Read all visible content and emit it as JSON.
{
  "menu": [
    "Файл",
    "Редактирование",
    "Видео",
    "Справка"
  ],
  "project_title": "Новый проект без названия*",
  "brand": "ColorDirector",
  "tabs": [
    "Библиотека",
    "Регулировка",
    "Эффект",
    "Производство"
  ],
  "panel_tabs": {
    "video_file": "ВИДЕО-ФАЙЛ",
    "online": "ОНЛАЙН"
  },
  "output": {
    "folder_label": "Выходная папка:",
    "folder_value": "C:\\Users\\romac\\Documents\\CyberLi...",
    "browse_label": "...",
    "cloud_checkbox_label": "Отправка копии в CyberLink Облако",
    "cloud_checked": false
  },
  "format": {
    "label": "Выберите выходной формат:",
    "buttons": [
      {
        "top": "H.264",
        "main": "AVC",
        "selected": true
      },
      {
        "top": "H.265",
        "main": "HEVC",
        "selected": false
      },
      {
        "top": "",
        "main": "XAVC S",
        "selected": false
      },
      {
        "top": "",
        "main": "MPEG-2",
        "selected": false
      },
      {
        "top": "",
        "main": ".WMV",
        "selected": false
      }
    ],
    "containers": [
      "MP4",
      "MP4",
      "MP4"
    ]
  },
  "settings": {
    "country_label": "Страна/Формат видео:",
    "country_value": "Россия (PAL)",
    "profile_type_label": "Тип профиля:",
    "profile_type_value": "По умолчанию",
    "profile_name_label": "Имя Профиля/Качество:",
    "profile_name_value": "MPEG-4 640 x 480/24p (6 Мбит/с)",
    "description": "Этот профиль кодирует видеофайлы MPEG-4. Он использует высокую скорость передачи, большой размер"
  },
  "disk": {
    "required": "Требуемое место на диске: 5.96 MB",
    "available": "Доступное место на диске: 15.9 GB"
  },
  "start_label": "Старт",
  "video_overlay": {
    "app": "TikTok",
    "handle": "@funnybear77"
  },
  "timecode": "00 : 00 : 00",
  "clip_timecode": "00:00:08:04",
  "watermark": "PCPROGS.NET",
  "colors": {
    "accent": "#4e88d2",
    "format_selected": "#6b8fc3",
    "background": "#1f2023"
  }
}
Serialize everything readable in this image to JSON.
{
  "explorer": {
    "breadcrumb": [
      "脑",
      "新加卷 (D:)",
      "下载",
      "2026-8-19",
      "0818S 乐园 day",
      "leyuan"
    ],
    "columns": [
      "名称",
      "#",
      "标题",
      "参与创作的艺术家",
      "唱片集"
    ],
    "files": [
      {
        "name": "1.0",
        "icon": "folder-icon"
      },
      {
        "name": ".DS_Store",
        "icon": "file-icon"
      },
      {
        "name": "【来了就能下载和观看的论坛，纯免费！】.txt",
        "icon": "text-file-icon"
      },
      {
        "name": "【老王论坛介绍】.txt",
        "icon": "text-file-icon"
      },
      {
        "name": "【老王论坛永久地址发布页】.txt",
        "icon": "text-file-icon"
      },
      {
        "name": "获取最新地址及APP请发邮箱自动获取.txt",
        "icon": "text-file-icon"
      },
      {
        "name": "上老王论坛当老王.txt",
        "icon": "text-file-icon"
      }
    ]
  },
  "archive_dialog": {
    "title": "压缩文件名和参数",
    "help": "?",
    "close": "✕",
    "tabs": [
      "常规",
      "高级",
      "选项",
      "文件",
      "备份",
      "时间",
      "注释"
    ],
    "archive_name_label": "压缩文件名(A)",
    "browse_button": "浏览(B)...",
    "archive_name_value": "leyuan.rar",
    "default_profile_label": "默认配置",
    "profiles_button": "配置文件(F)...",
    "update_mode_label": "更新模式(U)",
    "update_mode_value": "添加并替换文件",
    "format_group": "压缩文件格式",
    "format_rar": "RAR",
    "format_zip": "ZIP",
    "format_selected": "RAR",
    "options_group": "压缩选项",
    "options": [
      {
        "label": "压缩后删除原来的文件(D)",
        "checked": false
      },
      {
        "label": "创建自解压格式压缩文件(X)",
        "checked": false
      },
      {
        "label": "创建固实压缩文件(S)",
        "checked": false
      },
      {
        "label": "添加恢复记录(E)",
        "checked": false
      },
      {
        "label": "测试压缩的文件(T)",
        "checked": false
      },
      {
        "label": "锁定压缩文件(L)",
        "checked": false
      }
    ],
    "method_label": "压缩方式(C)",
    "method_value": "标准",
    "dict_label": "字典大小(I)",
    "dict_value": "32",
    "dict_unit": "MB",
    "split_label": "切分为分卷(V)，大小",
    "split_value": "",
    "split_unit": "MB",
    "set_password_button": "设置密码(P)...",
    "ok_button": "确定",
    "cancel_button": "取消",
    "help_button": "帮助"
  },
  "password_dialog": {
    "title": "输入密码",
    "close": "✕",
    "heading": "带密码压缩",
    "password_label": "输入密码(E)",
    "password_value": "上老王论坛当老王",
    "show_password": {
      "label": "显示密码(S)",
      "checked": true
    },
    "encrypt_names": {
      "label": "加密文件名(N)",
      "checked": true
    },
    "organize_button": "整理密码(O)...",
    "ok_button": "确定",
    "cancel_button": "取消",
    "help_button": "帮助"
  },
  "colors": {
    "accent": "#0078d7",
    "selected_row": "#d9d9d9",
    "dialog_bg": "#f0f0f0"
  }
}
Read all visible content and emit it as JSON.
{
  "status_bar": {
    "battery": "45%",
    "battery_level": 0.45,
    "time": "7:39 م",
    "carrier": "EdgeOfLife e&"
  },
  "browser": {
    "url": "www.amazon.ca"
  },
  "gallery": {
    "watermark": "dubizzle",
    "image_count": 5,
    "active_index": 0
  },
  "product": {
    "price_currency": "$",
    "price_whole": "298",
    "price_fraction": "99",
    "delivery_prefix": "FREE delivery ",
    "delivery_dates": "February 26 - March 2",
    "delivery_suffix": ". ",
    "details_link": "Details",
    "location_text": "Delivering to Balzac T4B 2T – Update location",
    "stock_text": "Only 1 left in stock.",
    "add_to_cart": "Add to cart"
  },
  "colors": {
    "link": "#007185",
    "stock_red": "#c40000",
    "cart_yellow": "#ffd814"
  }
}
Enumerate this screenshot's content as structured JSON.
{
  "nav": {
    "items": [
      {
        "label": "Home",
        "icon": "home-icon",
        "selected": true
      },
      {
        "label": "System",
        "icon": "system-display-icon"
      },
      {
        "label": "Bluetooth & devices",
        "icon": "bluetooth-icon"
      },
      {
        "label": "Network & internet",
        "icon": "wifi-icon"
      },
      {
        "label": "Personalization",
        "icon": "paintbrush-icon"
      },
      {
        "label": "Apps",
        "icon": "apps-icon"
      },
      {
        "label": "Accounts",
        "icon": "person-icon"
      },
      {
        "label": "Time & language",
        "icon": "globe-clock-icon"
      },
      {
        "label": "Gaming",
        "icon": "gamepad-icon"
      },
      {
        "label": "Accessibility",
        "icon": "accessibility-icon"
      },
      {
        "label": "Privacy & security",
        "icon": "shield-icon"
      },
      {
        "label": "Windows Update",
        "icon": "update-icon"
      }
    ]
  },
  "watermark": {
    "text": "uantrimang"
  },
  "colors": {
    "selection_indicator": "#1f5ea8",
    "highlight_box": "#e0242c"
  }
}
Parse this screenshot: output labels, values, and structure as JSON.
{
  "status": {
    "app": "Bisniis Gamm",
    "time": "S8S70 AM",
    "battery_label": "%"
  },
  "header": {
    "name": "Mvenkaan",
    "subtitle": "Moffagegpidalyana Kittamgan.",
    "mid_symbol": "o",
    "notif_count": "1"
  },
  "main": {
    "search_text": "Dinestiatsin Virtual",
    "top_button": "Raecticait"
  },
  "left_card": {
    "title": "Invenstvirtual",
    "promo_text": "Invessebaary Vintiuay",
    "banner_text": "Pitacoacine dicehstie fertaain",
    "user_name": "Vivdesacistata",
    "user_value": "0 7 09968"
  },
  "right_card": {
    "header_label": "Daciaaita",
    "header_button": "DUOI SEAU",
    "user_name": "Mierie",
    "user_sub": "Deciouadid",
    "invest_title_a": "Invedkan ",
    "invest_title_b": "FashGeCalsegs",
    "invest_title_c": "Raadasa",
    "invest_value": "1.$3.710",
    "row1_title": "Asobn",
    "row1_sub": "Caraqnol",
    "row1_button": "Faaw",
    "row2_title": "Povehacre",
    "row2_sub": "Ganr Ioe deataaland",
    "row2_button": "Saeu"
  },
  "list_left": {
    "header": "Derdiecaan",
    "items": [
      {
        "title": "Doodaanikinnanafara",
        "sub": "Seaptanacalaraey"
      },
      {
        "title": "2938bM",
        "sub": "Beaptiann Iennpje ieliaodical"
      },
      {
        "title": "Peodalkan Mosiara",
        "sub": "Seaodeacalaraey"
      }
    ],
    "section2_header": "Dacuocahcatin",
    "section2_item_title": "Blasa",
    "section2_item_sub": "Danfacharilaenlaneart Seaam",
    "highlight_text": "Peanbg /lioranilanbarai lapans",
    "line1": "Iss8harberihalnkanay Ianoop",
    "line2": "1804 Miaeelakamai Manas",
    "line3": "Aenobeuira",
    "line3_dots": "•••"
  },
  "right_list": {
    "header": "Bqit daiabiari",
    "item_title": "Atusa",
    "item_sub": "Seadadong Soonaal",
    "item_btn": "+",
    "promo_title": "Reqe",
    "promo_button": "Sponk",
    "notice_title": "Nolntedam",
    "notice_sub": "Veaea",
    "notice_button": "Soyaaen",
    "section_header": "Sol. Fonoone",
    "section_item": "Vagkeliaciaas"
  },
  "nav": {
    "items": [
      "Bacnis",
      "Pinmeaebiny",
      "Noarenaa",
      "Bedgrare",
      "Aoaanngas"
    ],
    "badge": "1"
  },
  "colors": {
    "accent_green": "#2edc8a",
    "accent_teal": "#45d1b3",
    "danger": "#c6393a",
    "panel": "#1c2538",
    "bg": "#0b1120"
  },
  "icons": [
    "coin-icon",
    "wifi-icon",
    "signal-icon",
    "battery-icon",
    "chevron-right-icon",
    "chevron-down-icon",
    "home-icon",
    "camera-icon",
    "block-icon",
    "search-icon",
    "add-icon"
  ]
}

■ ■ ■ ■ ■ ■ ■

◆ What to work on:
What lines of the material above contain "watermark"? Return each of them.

◆ Response to the task:
  "watermark": "PCPROGS.NET",
    "watermark": "dubizzle",
  "watermark": {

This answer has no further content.